Identifying Entrepreneurial Opportunities - by Soham Joshi
As budding entrepreneurs kindle their spirit of creativity and set off on the journey of creating a successful venture, very often they get stymied by analysis paralysis. Identifying an entrepreneurial idea that’s worth pursuing can be a daunting process. A lot of entrepreneurs lose steam at this very first process.
The answer to make this process more fun is practice identifying ideas. The beauty of participating in science competitions early on is to be able to identify ideas without the fear of failure or the inhibition of creativity. Getting feedback from successful entrepreneurs who have “been there and done that” can be a confidence booster that - “I can do this!”
Here are some tips to get started:
Know your passions – What excites you? What gets your creative juices flowing? Different people are excited by different things. For some people, ideas to make sports coaching more effective can be very appealing. For others, ideas to improve the quality of life of people in third world countries can be compelling. Yet for some others, ideas to mix traditional art with modern technology can be fascinating.
Every idea has merit and can be transformed into a successful business. Knowing what makes you happy is the first step to understanding which idea would you be most willing to commit to.
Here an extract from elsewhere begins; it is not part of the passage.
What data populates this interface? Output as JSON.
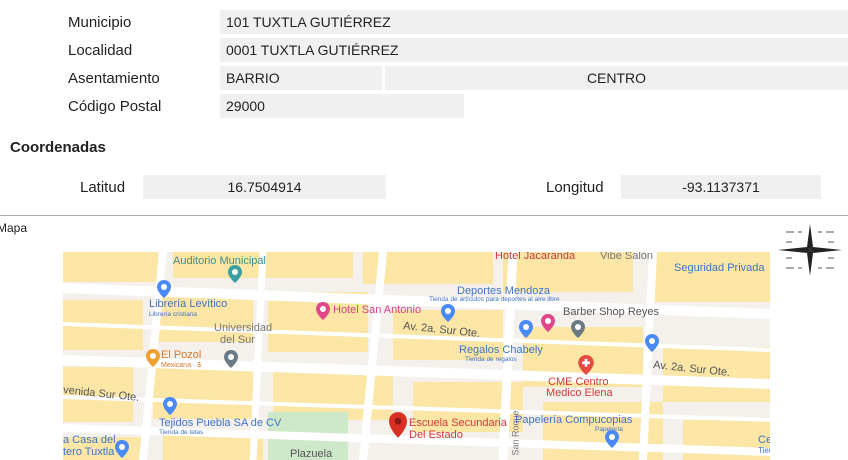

Research and brainstorm – Read about the opportunity and get the facts. Quantification of a problem helps put the opportunity in perspective with the real issues being faced. It also helps understand your target market. Brainstorming through discussion helps visualize the situation and also promotes the generation of more related ideas. Sometimes a combination of multiple ideas leads to a winning opportunity.
Assess the impact of your idea – The below quadrant analysis could be used to understand how impactful your idea could be.
An ideal opportunity is one which has a high impact on a large number of people.
Opportunities that have a high impact on a small number of people or a small impact on
a large number of people are the next best options.
Ideas that have a small impact on a small number of people are usually the hardest to materialize. Such ideas are niche ideas with minimal return on investment.
Start small – “Rome wasn’t built in a day”. Take your idea and break it into smaller manageable ideas. Pick the piece that would be easiest to build but provide the most value. Focus on just this piece of the opportunity. This will help you get started and avoid the analysis paralysis situation. Often times, budding entrepreneurs have a big idea that involves a lot of moving pieces. Trying to tackle everything upfront means the idea would take forever to launch and unlimited resources like money and people. The goal should be to design and deliver a workable part of the opportunity to test the market.
Time box your efforts – Agree on a timeframe to come up with ideas. Don't spend too long on one portion of the business, but spread your time among all the aspects. Also plan ahead and keep your deadlines in mind. For example, the Blue Ocean Competition’s deadline is January 17th, 2020, so when creating your business lay out a timeline with how long you will on the Blue Ocean strategy, product, video etc.